(Data records)
☆ ☆ ☆ ☆ ☆ ☆ ☆

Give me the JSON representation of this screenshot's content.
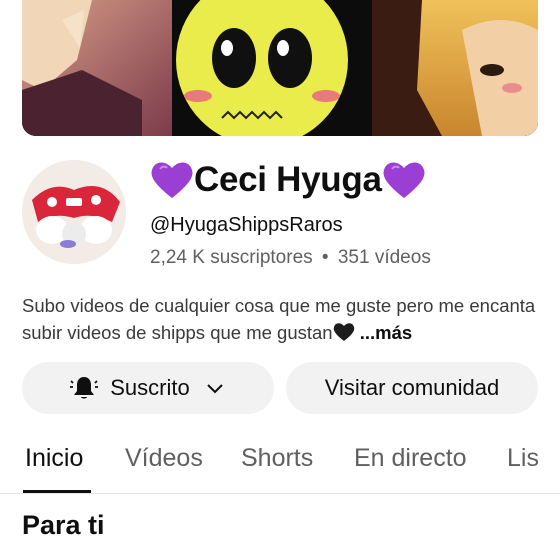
{
  "channel": {
    "name": "Ceci Hyuga",
    "handle": "@HyugaShippsRaros",
    "subscribers": "2,24 K suscriptores",
    "separator": "•",
    "videos": "351 vídeos",
    "description": "Subo videos de cualquier cosa que me guste pero me encanta subir videos de shipps que me gustan",
    "more_label": "...más"
  },
  "actions": {
    "subscribed_label": "Suscrito",
    "community_label": "Visitar comunidad"
  },
  "tabs": [
    {
      "label": "Inicio",
      "active": true
    },
    {
      "label": "Vídeos",
      "active": false
    },
    {
      "label": "Shorts",
      "active": false
    },
    {
      "label": "En directo",
      "active": false
    },
    {
      "label": "Lis",
      "active": false
    }
  ],
  "section": {
    "title": "Para ti"
  },
  "colors": {
    "heart": "#9b3fd4",
    "button_bg": "#f2f2f2",
    "secondary_text": "#606060"
  },
  "icons": [
    "purple-heart-icon",
    "black-heart-icon",
    "bell-icon",
    "chevron-down-icon"
  ]
}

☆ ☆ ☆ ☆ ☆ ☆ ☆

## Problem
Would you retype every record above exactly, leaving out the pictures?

## Written answer
Give me the JSON representation of this screenshot's content.
{
  "channel": {
    "name": "Ceci Hyuga",
    "handle": "@HyugaShippsRaros",
    "subscribers": "2,24 K suscriptores",
    "separator": "•",
    "videos": "351 vídeos",
    "description": "Subo videos de cualquier cosa que me guste pero me encanta subir videos de shipps que me gustan",
    "more_label": "...más"
  },
  "actions": {
    "subscribed_label": "Suscrito",
    "community_label": "Visitar comunidad"
  },
  "tabs": [
    {
      "label": "Inicio",
      "active": true
    },
    {
      "label": "Vídeos",
      "active": false
    },
    {
      "label": "Shorts",
      "active": false
    },
    {
      "label": "En directo",
      "active": false
    },
    {
      "label": "Lis",
      "active": false
    }
  ],
  "section": {
    "title": "Para ti"
  },
  "colors": {
    "heart": "#9b3fd4",
    "button_bg": "#f2f2f2",
    "secondary_text": "#606060"
  },
  "icons": [
    "purple-heart-icon",
    "black-heart-icon",
    "bell-icon",
    "chevron-down-icon"
  ]
}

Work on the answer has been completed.